Sunday, November 25, 2007

Inspirations for the New Week

* Large Cap Strength - Here is a daily advance-decline line of the 40 stocks in my basket. As mentioned in my recent post, these are the most highly weighted five stocks within eight S&P 500 sectors: materials, industrials, consumer discretionary, consumer staples, energy, health care, financials, and technology. The advance-decline line for these uber-caps remains bullish, while the advance-decline lines specific to the S&P 600 small caps and the S&P 400 midcaps are in clear downtrends. It's a bit reminiscent of 2000-2001, when a bear market started in NASDAQ and tech stocks, but Dow issues held their own. It seems to be financials and homebuilders playing the role of tech stocks in that drama, however.

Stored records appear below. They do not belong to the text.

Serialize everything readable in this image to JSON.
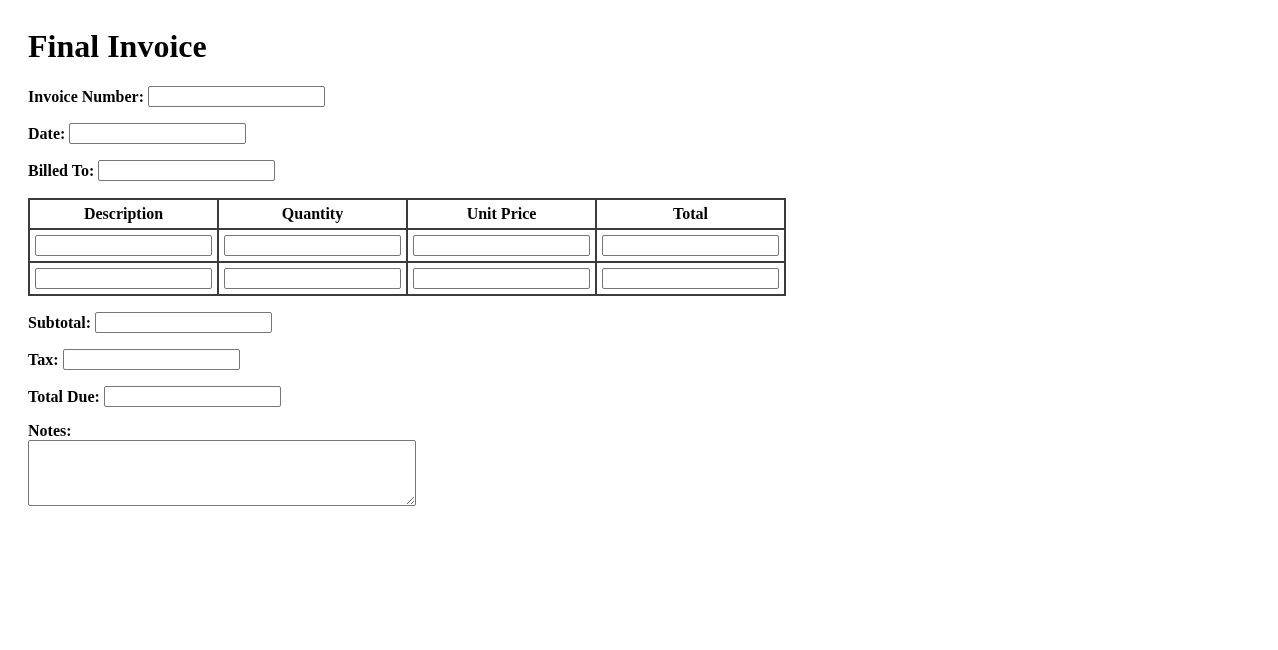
{
  "title": "Final Invoice",
  "header_fields": [
    {
      "label": "Invoice Number:"
    },
    {
      "label": "Date:"
    },
    {
      "label": "Billed To:"
    }
  ],
  "table": {
    "columns": [
      "Description",
      "Quantity",
      "Unit Price",
      "Total"
    ],
    "rows": [
      {
        "cells": [
          {
            "kind": "input"
          },
          {
            "kind": "input"
          },
          {
            "kind": "input"
          },
          {
            "kind": "input"
          }
        ]
      },
      {
        "cells": [
          {
            "kind": "input"
          },
          {
            "kind": "input"
          },
          {
            "kind": "input"
          },
          {
            "kind": "input"
          }
        ]
      }
    ]
  },
  "summary_fields": [
    {
      "label": "Subtotal:",
      "kind": "input"
    },
    {
      "label": "Tax:",
      "kind": "input"
    },
    {
      "label": "Total Due:",
      "kind": "input"
    },
    {
      "label": "Notes:",
      "kind": "textarea"
    }
  ]
}
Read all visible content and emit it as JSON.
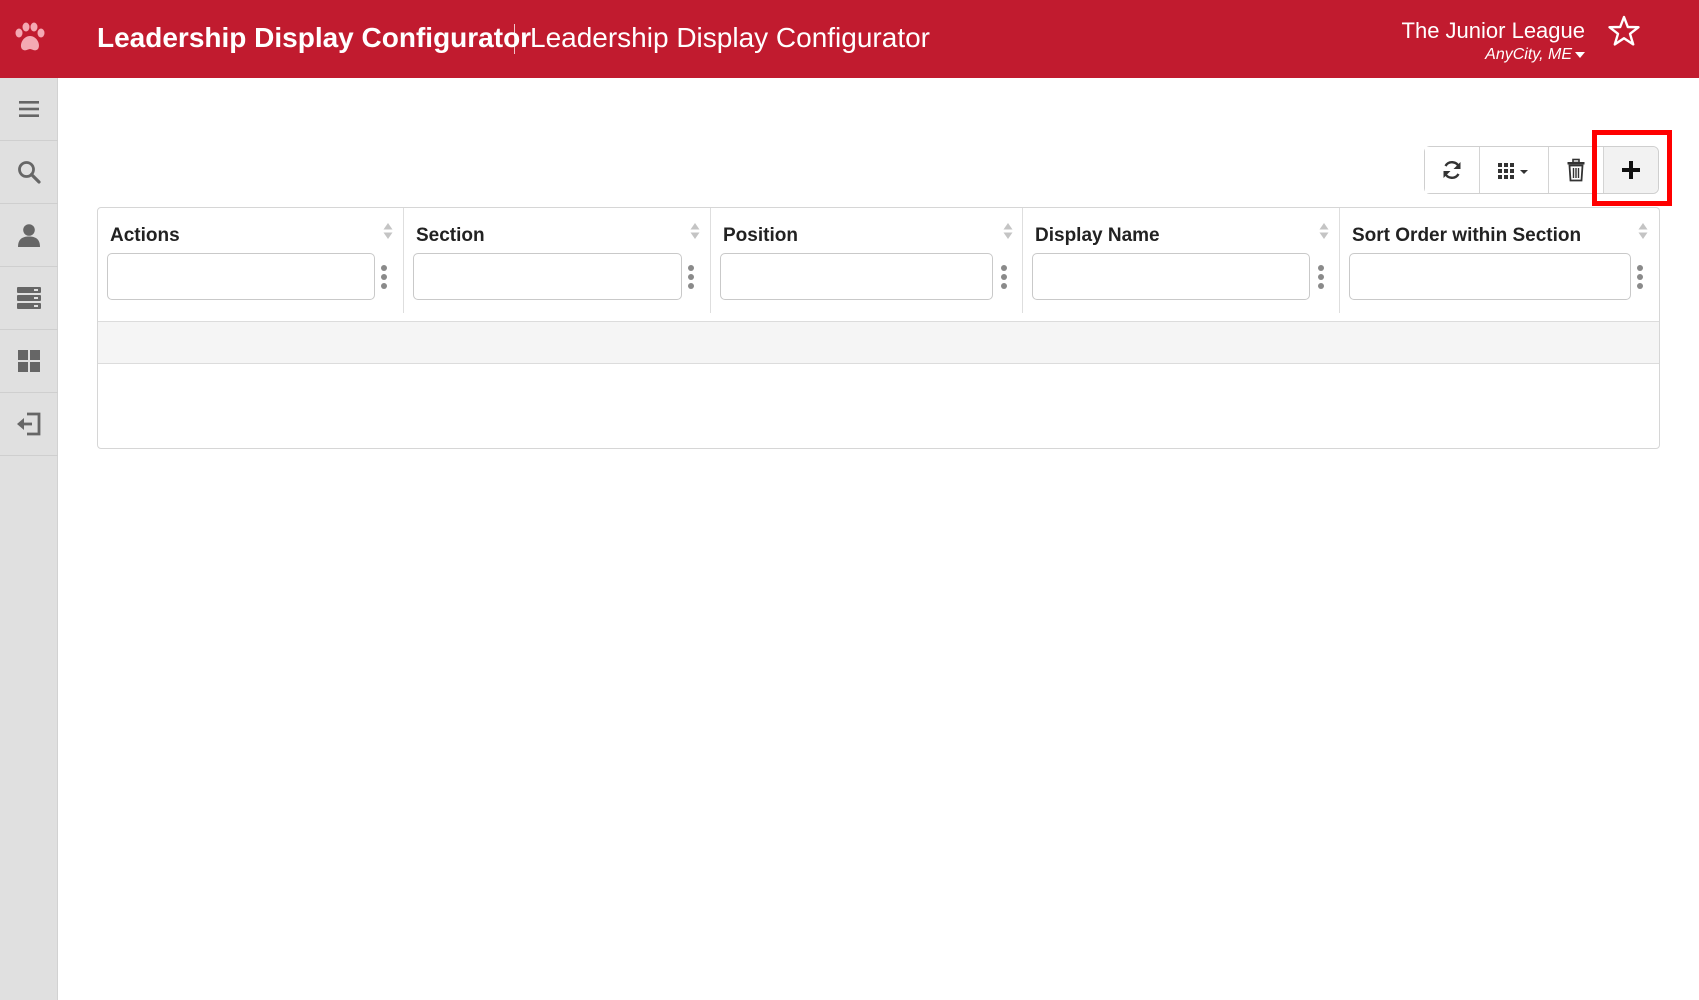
{
  "header": {
    "title": "Leadership Display Configurator",
    "subtitle": "Leadership Display Configurator",
    "org_name": "The Junior League",
    "org_location": "AnyCity, ME",
    "brand_color": "#c11b2f"
  },
  "sidebar": {
    "items": [
      {
        "icon": "menu-icon"
      },
      {
        "icon": "search-icon"
      },
      {
        "icon": "user-icon"
      },
      {
        "icon": "database-icon"
      },
      {
        "icon": "dashboard-icon"
      },
      {
        "icon": "logout-icon"
      }
    ]
  },
  "toolbar": {
    "buttons": [
      {
        "icon": "refresh-icon"
      },
      {
        "icon": "grid-columns-icon"
      },
      {
        "icon": "trash-icon"
      },
      {
        "icon": "plus-icon"
      }
    ],
    "highlight_color": "#ff0000"
  },
  "table": {
    "columns": [
      {
        "label": "Actions",
        "filter_value": ""
      },
      {
        "label": "Section",
        "filter_value": ""
      },
      {
        "label": "Position",
        "filter_value": ""
      },
      {
        "label": "Display Name",
        "filter_value": ""
      },
      {
        "label": "Sort Order within Section",
        "filter_value": ""
      }
    ],
    "rows": []
  }
}
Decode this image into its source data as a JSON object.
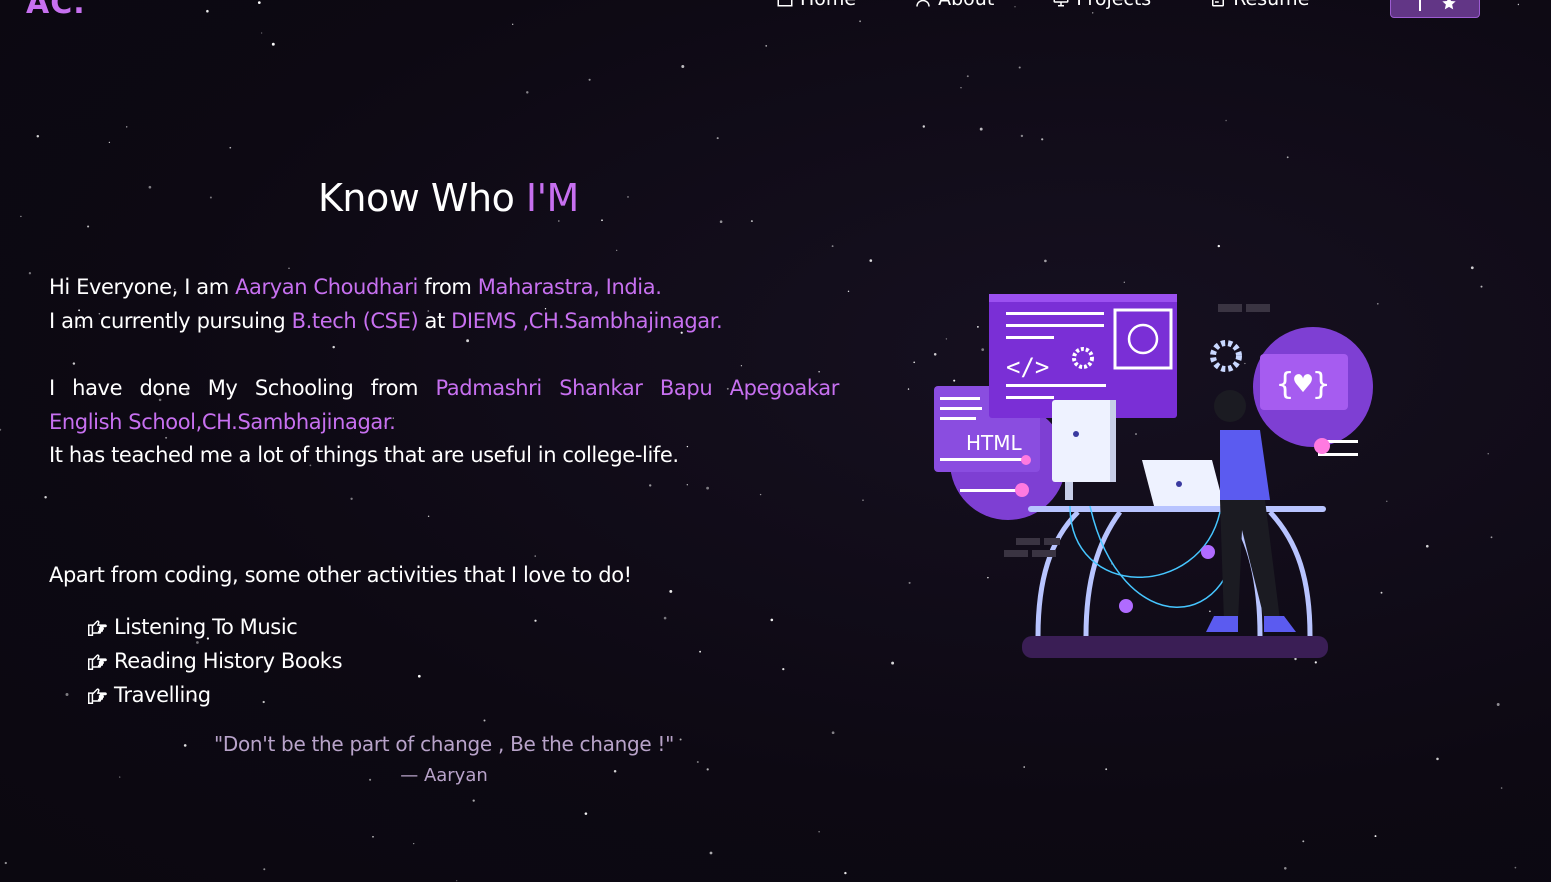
{
  "brand": {
    "logo": "AC."
  },
  "nav": {
    "items": [
      {
        "label": "Home",
        "icon": "home-icon"
      },
      {
        "label": "About",
        "icon": "user-icon"
      },
      {
        "label": "Projects",
        "icon": "projects-icon"
      },
      {
        "label": "Resume",
        "icon": "document-icon"
      }
    ],
    "fork_icons": [
      "git-fork-icon",
      "star-icon"
    ]
  },
  "about": {
    "heading_prefix": "Know Who ",
    "heading_highlight": "I'M",
    "intro": {
      "t1": "Hi Everyone, I am ",
      "name": "Aaryan Choudhari",
      "t2": " from ",
      "place": "Maharastra, India.",
      "t3": "I am currently pursuing ",
      "degree": "B.tech (CSE)",
      "t4": " at ",
      "college": "DIEMS ,CH.Sambhajinagar."
    },
    "schooling": {
      "t1": "I have done My Schooling from ",
      "school_a": "Padmashri Shankar Bapu Apegoakar",
      "school_b": "English School,CH.Sambhajinagar.",
      "t2": "It has teached me a lot of things that are useful in college-life."
    },
    "activities_intro": "Apart from coding, some other activities that I love to do!",
    "activities": [
      "Listening To Music",
      "Reading History Books",
      "Travelling"
    ],
    "quote": "\"Don't be the part of change , Be the change !\"",
    "author": "— Aaryan"
  },
  "illustration": {
    "html_label": "HTML"
  },
  "colors": {
    "accent": "#c770f0",
    "background": "#0e0a14",
    "quote": "#b8a3c9"
  }
}
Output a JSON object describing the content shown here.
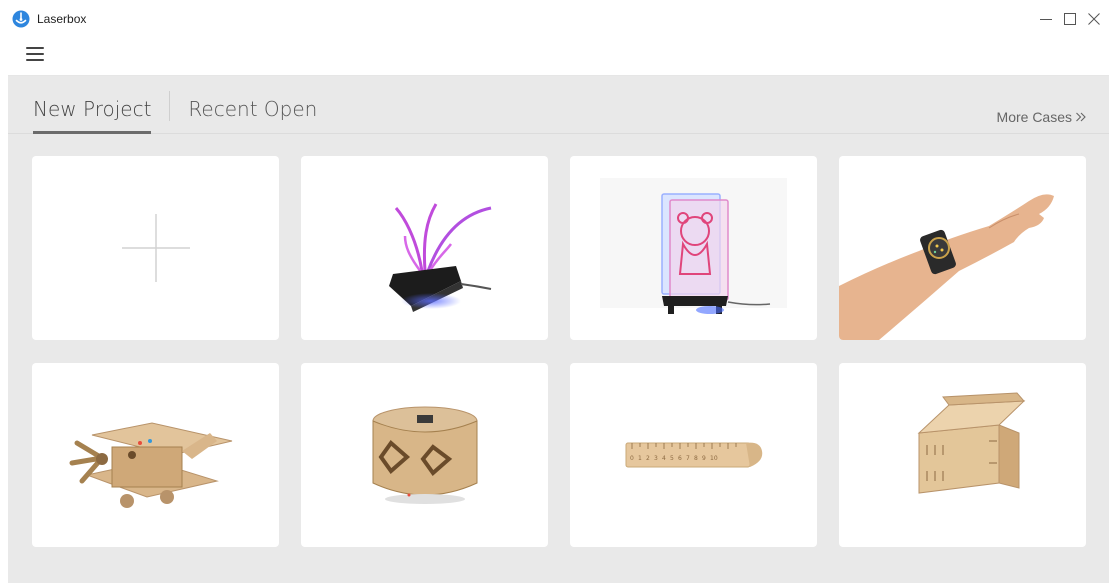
{
  "app": {
    "title": "Laserbox"
  },
  "window_controls": {
    "minimize": "minimize-icon",
    "maximize": "maximize-icon",
    "close": "close-icon"
  },
  "menu": {
    "icon": "hamburger-icon"
  },
  "tabs": [
    {
      "label": "New Project",
      "active": true
    },
    {
      "label": "Recent Open",
      "active": false
    }
  ],
  "more_cases": {
    "label": "More Cases",
    "icon": "double-chevron-right-icon"
  },
  "cards": [
    {
      "type": "new",
      "icon": "plus-icon"
    },
    {
      "type": "case",
      "icon": "acrylic-lamp-image"
    },
    {
      "type": "case",
      "icon": "bear-acrylic-lamp-image"
    },
    {
      "type": "case",
      "icon": "wrist-watch-image"
    },
    {
      "type": "case",
      "icon": "wooden-airplane-image"
    },
    {
      "type": "case",
      "icon": "wooden-speaker-box-image"
    },
    {
      "type": "case",
      "icon": "wooden-ruler-image"
    },
    {
      "type": "case",
      "icon": "wooden-box-image"
    }
  ],
  "colors": {
    "accent_underline": "#6b6b6b",
    "background": "#e9e9e9",
    "card": "#ffffff"
  }
}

* Reading to Start the New Week - Trader Mike updates his links, including a frightening look at bank write-offs and a Dow testing support. More excellent links from The Kirk Report, including a look at meltdown in the economy and a case for buying value funds when they're down. Abnormal Returns returns with more fine links, including a look at oil denominated in various currencies. Barry Ritholtz wraps up the week with a look at what was strong and weak, as well as prospects for the dollar and inflation.

* Ideas for the New Week - Adam takes a look at cyclical volatility. A Dash of Insight provides a look at their trades and at what's strong and weak among ETFs. Bespoke offers a sector snapshot and finds mixed performance. Ray Barros examines the anatomy of a bubble. StockPickr assembles a portfolio of short-squeeze candidates. Seeking Alpha examines ways of investing in water themes.

1 comment:

Anatrader said...

Brett

While we are seeing more new lows each day, oil has been going north to triple digits.

There are genuine fears of what high oil prices could do to the US economy.

One of your links reported:
More promising, experts say, is ethanol produced from sources like sugar cane and wood chips, which is more energy efficient and better overall for the environment. Other energy alternatives that stand to gain from oil's price surge are plug-in hybrid vehicles, power co-generation (combined heat and power), and fuel cell technologies.

So alternatives could be the solutions to high oil prices.